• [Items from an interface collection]
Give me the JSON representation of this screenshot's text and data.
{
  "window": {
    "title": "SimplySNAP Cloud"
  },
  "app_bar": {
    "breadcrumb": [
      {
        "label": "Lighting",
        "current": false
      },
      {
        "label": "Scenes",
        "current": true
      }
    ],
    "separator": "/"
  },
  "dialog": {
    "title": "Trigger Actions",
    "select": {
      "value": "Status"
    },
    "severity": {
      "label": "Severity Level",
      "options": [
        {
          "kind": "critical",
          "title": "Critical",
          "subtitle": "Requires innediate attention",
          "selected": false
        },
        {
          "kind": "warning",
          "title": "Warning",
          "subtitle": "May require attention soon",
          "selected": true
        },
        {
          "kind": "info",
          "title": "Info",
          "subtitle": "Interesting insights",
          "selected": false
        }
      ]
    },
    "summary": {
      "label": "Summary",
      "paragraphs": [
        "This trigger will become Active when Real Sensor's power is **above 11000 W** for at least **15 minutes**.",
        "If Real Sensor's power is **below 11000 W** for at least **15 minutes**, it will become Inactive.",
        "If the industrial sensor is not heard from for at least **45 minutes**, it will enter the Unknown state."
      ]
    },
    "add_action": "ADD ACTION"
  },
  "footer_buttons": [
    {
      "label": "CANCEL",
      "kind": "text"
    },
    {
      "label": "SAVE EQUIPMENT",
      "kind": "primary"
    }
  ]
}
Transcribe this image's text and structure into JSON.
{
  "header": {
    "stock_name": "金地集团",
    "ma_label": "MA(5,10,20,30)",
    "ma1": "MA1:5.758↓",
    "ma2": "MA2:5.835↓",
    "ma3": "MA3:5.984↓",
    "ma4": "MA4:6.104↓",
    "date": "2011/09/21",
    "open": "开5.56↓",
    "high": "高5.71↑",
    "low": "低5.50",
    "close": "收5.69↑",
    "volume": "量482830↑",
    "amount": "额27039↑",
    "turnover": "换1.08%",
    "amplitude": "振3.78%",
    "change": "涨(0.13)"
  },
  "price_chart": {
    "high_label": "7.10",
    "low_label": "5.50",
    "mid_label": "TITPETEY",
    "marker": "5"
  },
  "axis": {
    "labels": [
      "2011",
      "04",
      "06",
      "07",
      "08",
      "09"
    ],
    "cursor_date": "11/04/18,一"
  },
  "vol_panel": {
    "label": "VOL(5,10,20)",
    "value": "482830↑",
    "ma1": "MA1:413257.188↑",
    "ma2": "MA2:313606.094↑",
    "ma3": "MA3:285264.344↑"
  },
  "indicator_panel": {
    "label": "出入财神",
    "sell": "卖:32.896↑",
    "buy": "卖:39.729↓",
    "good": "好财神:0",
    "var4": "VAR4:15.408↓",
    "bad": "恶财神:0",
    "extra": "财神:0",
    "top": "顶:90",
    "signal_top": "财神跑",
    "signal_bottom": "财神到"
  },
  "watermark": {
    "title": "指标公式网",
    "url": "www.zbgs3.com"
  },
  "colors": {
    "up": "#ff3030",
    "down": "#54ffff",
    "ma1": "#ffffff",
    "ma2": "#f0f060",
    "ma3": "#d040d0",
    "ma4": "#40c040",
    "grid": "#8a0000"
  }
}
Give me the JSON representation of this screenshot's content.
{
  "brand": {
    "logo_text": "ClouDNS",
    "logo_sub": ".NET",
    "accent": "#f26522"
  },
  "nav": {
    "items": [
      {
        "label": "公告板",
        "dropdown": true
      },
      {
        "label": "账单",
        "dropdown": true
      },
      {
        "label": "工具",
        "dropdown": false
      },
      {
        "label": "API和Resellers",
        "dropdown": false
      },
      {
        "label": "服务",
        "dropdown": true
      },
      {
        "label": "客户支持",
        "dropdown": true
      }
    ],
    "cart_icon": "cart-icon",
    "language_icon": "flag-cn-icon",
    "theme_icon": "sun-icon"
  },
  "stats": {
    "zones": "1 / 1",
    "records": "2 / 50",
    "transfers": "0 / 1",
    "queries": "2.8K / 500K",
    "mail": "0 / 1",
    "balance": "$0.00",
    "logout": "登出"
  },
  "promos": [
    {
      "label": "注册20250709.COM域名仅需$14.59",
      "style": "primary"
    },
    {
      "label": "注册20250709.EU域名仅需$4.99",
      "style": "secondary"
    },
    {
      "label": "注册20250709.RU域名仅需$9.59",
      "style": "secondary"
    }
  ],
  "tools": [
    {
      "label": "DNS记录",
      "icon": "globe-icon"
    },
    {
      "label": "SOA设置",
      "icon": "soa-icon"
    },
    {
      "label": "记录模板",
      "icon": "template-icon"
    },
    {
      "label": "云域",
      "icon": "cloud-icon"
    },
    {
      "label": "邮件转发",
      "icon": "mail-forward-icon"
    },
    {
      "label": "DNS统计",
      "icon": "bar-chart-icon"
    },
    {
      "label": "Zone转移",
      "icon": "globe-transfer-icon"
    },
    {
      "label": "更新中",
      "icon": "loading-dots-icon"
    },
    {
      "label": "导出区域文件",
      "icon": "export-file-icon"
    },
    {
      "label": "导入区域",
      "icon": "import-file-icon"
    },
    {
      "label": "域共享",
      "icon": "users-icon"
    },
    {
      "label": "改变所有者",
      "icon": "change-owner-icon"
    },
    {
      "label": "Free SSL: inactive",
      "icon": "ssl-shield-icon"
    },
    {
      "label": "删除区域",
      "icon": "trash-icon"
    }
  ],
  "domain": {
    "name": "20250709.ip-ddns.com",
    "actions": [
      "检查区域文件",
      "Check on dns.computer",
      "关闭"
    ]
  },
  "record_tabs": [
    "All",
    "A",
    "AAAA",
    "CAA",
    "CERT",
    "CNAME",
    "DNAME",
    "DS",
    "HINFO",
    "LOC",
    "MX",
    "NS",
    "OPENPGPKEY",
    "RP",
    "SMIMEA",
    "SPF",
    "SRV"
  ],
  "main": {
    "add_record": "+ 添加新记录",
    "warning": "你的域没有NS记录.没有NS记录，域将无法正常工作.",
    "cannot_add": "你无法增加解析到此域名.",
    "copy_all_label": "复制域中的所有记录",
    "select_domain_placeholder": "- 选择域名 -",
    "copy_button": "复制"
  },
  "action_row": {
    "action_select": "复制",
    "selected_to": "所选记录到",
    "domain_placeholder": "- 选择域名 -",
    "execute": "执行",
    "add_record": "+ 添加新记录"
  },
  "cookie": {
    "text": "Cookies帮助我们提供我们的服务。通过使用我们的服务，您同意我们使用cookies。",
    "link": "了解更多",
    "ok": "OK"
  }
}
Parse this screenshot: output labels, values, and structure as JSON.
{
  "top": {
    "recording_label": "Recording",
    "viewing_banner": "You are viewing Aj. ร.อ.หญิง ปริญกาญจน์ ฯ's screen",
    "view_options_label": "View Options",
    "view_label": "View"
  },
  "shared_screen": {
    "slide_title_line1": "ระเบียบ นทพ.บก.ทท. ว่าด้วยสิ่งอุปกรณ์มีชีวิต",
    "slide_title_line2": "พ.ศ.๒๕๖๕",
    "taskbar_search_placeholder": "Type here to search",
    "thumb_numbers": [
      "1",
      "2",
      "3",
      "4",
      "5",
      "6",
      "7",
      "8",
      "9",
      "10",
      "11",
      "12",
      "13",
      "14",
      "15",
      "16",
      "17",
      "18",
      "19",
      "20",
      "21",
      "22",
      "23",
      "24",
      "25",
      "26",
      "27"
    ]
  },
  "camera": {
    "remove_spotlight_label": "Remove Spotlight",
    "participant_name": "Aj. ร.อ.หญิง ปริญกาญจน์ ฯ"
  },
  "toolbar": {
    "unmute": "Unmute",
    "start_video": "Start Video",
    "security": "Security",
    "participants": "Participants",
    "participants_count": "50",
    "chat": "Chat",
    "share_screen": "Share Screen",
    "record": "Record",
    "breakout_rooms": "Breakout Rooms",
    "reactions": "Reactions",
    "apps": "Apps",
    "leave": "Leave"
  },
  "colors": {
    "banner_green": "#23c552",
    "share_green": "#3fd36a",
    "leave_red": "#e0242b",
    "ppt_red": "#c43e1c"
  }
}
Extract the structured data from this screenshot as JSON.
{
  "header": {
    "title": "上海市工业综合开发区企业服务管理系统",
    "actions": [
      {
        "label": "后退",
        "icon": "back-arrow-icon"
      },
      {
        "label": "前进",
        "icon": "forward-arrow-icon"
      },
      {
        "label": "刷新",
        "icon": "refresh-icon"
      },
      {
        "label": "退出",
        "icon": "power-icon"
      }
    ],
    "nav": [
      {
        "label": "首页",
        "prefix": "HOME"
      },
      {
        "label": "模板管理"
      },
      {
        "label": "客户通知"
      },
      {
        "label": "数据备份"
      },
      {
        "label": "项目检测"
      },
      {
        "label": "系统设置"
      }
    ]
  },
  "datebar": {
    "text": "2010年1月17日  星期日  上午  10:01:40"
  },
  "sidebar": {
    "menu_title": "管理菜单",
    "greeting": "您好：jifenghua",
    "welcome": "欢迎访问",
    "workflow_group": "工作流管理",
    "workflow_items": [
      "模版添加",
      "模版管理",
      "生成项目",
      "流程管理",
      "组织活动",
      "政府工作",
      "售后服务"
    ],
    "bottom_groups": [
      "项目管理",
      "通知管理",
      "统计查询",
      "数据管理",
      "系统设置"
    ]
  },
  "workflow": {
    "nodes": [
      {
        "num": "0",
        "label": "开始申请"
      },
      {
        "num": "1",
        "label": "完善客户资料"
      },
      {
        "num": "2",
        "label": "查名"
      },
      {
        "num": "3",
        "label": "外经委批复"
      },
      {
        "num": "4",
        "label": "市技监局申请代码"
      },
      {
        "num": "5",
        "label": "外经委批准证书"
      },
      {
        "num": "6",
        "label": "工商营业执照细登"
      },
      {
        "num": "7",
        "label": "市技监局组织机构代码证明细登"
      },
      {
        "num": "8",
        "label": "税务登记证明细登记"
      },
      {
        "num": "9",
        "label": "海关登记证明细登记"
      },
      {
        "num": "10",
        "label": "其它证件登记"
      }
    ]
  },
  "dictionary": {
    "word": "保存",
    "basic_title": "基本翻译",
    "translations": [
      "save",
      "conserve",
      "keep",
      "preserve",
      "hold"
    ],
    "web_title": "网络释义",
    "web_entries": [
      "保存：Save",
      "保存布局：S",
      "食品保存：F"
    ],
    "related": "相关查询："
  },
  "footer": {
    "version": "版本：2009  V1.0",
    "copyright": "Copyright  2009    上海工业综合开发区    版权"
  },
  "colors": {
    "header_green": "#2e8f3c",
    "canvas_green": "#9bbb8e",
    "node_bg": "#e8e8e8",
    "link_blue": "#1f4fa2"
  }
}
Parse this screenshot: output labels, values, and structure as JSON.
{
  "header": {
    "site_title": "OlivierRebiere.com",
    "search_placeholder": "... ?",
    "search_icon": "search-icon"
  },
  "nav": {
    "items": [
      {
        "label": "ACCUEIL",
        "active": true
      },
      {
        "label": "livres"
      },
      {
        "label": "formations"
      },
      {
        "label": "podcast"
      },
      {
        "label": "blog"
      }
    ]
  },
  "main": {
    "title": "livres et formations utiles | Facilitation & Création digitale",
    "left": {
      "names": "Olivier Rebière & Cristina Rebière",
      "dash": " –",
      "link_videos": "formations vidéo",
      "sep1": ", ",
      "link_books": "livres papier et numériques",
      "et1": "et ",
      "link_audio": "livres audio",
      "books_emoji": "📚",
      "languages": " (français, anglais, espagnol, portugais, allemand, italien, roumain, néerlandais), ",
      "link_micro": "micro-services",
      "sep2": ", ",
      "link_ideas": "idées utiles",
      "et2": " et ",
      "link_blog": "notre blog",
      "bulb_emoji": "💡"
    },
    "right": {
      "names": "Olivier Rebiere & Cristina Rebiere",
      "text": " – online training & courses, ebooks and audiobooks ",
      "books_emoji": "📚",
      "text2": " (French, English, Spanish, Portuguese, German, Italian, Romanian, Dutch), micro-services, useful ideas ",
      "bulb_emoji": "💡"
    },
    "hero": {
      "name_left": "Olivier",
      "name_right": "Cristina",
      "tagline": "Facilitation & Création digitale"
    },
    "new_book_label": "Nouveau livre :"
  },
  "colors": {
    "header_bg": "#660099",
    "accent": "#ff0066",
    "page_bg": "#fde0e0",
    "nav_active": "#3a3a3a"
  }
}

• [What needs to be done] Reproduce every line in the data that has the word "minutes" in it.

• [Exercise response]
        "This trigger will become Active when Real Sensor's power is **above 11000 W** for at least **15 minutes**.",
        "If Real Sensor's power is **below 11000 W** for at least **15 minutes**, it will become Inactive.",
        "If the industrial sensor is not heard from for at least **45 minutes**, it will enter the Unknown state."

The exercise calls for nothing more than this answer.